━━━ Dataset content
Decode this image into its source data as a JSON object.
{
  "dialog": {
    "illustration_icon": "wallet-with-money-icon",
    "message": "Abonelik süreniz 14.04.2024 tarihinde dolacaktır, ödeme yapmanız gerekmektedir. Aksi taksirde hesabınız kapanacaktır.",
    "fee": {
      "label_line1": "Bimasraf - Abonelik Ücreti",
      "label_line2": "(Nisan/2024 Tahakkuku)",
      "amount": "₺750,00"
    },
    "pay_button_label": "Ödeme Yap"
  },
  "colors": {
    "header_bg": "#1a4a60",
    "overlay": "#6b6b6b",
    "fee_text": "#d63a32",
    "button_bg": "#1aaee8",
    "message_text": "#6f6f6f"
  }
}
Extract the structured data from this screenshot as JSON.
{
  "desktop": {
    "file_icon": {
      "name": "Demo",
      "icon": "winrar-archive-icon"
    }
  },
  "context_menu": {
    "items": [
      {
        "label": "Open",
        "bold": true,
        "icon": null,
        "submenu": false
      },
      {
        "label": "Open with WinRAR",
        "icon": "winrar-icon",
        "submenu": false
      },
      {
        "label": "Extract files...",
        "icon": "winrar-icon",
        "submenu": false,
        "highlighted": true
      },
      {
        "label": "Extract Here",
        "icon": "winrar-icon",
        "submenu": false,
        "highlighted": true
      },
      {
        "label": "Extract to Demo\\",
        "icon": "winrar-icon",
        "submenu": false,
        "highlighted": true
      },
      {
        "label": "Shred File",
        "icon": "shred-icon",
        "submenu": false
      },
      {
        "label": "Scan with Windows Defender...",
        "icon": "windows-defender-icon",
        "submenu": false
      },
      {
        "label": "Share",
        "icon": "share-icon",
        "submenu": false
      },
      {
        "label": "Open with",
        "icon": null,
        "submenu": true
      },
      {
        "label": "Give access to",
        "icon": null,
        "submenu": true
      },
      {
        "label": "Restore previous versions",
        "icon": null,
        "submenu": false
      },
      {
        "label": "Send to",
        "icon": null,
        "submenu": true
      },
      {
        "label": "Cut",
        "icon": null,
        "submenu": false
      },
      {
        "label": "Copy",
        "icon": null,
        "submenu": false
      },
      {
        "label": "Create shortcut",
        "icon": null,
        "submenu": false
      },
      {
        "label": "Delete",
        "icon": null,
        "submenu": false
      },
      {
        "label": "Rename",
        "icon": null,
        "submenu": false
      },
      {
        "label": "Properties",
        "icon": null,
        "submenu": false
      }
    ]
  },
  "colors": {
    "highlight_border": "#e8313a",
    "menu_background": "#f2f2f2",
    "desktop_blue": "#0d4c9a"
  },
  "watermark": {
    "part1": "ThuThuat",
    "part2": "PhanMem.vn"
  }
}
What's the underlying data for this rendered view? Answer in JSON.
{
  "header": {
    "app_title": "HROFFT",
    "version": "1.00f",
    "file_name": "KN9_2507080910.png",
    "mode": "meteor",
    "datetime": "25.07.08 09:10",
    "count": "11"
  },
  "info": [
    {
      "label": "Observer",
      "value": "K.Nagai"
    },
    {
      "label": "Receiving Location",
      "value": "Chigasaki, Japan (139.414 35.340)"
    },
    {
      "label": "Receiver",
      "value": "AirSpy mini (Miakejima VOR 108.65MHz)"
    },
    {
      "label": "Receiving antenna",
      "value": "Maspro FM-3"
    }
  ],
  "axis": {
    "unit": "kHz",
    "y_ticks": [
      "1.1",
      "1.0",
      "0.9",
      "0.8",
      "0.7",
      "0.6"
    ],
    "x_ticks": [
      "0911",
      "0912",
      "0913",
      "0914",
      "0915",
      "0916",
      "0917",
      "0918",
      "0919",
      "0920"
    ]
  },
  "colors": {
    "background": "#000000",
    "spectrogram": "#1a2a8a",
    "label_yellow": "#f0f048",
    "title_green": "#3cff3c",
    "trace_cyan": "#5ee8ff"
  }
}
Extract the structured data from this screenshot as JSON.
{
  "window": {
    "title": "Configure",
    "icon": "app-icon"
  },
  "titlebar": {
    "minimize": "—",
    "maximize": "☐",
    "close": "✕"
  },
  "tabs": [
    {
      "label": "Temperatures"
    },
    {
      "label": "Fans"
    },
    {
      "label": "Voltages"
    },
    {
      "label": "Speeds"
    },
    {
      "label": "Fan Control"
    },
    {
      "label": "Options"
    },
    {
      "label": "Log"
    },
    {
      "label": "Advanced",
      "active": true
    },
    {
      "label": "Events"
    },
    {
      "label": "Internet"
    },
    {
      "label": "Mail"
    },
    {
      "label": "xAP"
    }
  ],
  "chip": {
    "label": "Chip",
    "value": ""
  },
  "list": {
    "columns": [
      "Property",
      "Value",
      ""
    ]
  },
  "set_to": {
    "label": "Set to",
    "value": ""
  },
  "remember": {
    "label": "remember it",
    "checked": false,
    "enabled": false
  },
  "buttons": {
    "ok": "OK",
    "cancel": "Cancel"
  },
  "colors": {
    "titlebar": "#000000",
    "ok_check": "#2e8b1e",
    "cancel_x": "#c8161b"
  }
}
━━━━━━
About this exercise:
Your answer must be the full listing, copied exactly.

Output:
Decode this image into its source data as a JSON object.
{
  "dialog": {
    "illustration_icon": "wallet-with-money-icon",
    "message": "Abonelik süreniz 14.04.2024 tarihinde dolacaktır, ödeme yapmanız gerekmektedir. Aksi taksirde hesabınız kapanacaktır.",
    "fee": {
      "label_line1": "Bimasraf - Abonelik Ücreti",
      "label_line2": "(Nisan/2024 Tahakkuku)",
      "amount": "₺750,00"
    },
    "pay_button_label": "Ödeme Yap"
  },
  "colors": {
    "header_bg": "#1a4a60",
    "overlay": "#6b6b6b",
    "fee_text": "#d63a32",
    "button_bg": "#1aaee8",
    "message_text": "#6f6f6f"
  }
}
Extract the structured data from this screenshot as JSON.
{
  "desktop": {
    "file_icon": {
      "name": "Demo",
      "icon": "winrar-archive-icon"
    }
  },
  "context_menu": {
    "items": [
      {
        "label": "Open",
        "bold": true,
        "icon": null,
        "submenu": false
      },
      {
        "label": "Open with WinRAR",
        "icon": "winrar-icon",
        "submenu": false
      },
      {
        "label": "Extract files...",
        "icon": "winrar-icon",
        "submenu": false,
        "highlighted": true
      },
      {
        "label": "Extract Here",
        "icon": "winrar-icon",
        "submenu": false,
        "highlighted": true
      },
      {
        "label": "Extract to Demo\\",
        "icon": "winrar-icon",
        "submenu": false,
        "highlighted": true
      },
      {
        "label": "Shred File",
        "icon": "shred-icon",
        "submenu": false
      },
      {
        "label": "Scan with Windows Defender...",
        "icon": "windows-defender-icon",
        "submenu": false
      },
      {
        "label": "Share",
        "icon": "share-icon",
        "submenu": false
      },
      {
        "label": "Open with",
        "icon": null,
        "submenu": true
      },
      {
        "label": "Give access to",
        "icon": null,
        "submenu": true
      },
      {
        "label": "Restore previous versions",
        "icon": null,
        "submenu": false
      },
      {
        "label": "Send to",
        "icon": null,
        "submenu": true
      },
      {
        "label": "Cut",
        "icon": null,
        "submenu": false
      },
      {
        "label": "Copy",
        "icon": null,
        "submenu": false
      },
      {
        "label": "Create shortcut",
        "icon": null,
        "submenu": false
      },
      {
        "label": "Delete",
        "icon": null,
        "submenu": false
      },
      {
        "label": "Rename",
        "icon": null,
        "submenu": false
      },
      {
        "label": "Properties",
        "icon": null,
        "submenu": false
      }
    ]
  },
  "colors": {
    "highlight_border": "#e8313a",
    "menu_background": "#f2f2f2",
    "desktop_blue": "#0d4c9a"
  },
  "watermark": {
    "part1": "ThuThuat",
    "part2": "PhanMem.vn"
  }
}
What's the underlying data for this rendered view? Answer in JSON.
{
  "header": {
    "app_title": "HROFFT",
    "version": "1.00f",
    "file_name": "KN9_2507080910.png",
    "mode": "meteor",
    "datetime": "25.07.08 09:10",
    "count": "11"
  },
  "info": [
    {
      "label": "Observer",
      "value": "K.Nagai"
    },
    {
      "label": "Receiving Location",
      "value": "Chigasaki, Japan (139.414 35.340)"
    },
    {
      "label": "Receiver",
      "value": "AirSpy mini (Miakejima VOR 108.65MHz)"
    },
    {
      "label": "Receiving antenna",
      "value": "Maspro FM-3"
    }
  ],
  "axis": {
    "unit": "kHz",
    "y_ticks": [
      "1.1",
      "1.0",
      "0.9",
      "0.8",
      "0.7",
      "0.6"
    ],
    "x_ticks": [
      "0911",
      "0912",
      "0913",
      "0914",
      "0915",
      "0916",
      "0917",
      "0918",
      "0919",
      "0920"
    ]
  },
  "colors": {
    "background": "#000000",
    "spectrogram": "#1a2a8a",
    "label_yellow": "#f0f048",
    "title_green": "#3cff3c",
    "trace_cyan": "#5ee8ff"
  }
}
Extract the structured data from this screenshot as JSON.
{
  "window": {
    "title": "Configure",
    "icon": "app-icon"
  },
  "titlebar": {
    "minimize": "—",
    "maximize": "☐",
    "close": "✕"
  },
  "tabs": [
    {
      "label": "Temperatures"
    },
    {
      "label": "Fans"
    },
    {
      "label": "Voltages"
    },
    {
      "label": "Speeds"
    },
    {
      "label": "Fan Control"
    },
    {
      "label": "Options"
    },
    {
      "label": "Log"
    },
    {
      "label": "Advanced",
      "active": true
    },
    {
      "label": "Events"
    },
    {
      "label": "Internet"
    },
    {
      "label": "Mail"
    },
    {
      "label": "xAP"
    }
  ],
  "chip": {
    "label": "Chip",
    "value": ""
  },
  "list": {
    "columns": [
      "Property",
      "Value",
      ""
    ]
  },
  "set_to": {
    "label": "Set to",
    "value": ""
  },
  "remember": {
    "label": "remember it",
    "checked": false,
    "enabled": false
  },
  "buttons": {
    "ok": "OK",
    "cancel": "Cancel"
  },
  "colors": {
    "titlebar": "#000000",
    "ok_check": "#2e8b1e",
    "cancel_x": "#c8161b"
  }
}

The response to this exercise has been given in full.